Six years ago, I was hanging out with friends after school one day and we were going to buy some street vendor food, until a particularly sharp classmate hissed No, we can’t, what if Mrs. Fan finds out that we bought street food for her? (She was referring to me, apparently I was a very naive alien from the US that needed protection from the evilness of street food). Cue major culture shock because it wasn’t the fact that they expected me to know nothing (I did know nothing so their claims were not unfounded haha), but the fact that the teacher would care. As it turns out, the teacher would wander around shops during their half day break, aka fall/spring break, to make sure that nobody was – god forbid – going shopping with friends when school was out!
In any case, they were right about street vendors. My mom and I were once unable to resist the plump xiao long bao plump with broth, bought some, and promptly puked them out the same night. Street vendors would usually be lined up around major shopping centers, with major supermarkets having the entire first floor filled with little goodies. One of the more infamous street goods was stinky tofu – boy was that stinky! My favorite was the person that would pull his jianbing cart around, making gigantic crepes (imagine 2 ft diameter crepes) covered in egg, and stuffed with a crispy cracker. Truth to be told, after the entire xiao long bao incident I was much too scared to actually get one but I loved to watch the man make it.
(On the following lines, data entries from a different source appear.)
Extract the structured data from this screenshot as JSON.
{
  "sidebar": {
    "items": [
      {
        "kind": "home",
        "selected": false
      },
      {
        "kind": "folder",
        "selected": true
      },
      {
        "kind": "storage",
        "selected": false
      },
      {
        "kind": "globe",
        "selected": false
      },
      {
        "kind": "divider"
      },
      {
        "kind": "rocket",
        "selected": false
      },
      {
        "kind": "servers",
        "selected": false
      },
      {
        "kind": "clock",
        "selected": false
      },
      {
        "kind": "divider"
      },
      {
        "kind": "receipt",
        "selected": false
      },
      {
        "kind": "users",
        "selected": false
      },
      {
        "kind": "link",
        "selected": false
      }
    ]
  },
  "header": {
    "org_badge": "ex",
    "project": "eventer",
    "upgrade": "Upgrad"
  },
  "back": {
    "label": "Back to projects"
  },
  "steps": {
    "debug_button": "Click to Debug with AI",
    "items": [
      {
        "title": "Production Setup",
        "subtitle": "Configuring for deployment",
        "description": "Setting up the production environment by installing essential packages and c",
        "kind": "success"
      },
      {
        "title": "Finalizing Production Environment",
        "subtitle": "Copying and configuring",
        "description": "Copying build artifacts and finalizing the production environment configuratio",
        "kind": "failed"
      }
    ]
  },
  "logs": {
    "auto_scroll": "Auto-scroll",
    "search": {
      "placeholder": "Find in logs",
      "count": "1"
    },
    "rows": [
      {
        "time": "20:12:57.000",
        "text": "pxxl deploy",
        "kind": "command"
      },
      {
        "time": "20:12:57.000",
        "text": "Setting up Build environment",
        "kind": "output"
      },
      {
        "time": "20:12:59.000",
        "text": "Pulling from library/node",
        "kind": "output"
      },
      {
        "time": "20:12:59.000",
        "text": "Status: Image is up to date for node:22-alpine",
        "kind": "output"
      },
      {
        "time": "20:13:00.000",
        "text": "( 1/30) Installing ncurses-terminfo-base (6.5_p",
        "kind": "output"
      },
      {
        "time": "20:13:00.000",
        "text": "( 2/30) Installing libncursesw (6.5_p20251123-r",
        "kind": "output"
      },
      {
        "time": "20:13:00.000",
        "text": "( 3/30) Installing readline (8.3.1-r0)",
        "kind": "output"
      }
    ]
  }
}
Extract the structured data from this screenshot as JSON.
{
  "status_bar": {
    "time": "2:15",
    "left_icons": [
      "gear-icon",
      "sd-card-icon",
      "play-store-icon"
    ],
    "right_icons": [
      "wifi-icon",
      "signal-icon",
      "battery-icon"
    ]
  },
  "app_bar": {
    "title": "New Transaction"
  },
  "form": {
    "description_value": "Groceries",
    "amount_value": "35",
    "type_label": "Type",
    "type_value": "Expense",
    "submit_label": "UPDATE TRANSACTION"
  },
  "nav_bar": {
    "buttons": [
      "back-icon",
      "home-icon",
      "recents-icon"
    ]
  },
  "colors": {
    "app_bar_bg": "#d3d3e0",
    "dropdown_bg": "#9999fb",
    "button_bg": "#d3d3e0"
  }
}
A few weeks ago, my mom was too busy to make dinner and hastily bought a jianbing from a Chinese friend and it was EXCELLENT. Like I can’ stop dreaming about it excellent. Unfortunately, I’ve been quite bogged down with 16 credit hours at the local university, organizing stuff for clubs, college applications, scholarship applications, job applications (THERE ARE COMPANIES THAT WILL HIRE HS STUDENTS!!!!), not to mention SO. MANY. MIDTERMS. I realised the limiting reactant in jianbing was the stupid crepe that took like 30 minutes (mix batter, pour batter, break crepe, remake crepe, and repeat until you actually have a decent crepe), so instead, I decided to go the Mexican route and stick in a tortilla shell instead. Now I can make jianbing in less than 5 minutes and it’s FABULOUS. I also decided to throw out the crisp that they always put in the middle because texture, who cares about that? If you do want the crispiness though, take a cue from Lady and Pups and throw in chips!
It might not be quite as big as 2 ft in diameter but it’s good enough for me.
// I used this hot sauce.
// Traditionally, I think the egg goes on the outside but I think it looks better if the egg is on the inside. Do as you wish, it’ll taste the same in the end.
The Quickest, Trashiest, Most Americanized Jianbing Burrito-like Thingy
- 1 to rtilla
- 1 egg
- 1-2 tbsp hoisin sauce
- 1/2 tsp hot sauce optional, see notes
- 1/4 bunch cilantro chopped
- 3-4 tbsp rousong pork floss, optional
Over medium heat in a pan coated with a little bit of oil, toast the tortilla until the first side is golden.
Flip, crack over the egg, break and mix the egg around the tortilla. Flip.
Cook the egg for 1 minute. Flip.
Turn off the heat. Spread over the hoisin sauce and hot sauce, if desired. Spread the cilantro around and sprinkle on the rousong.
Wrap and enjoy!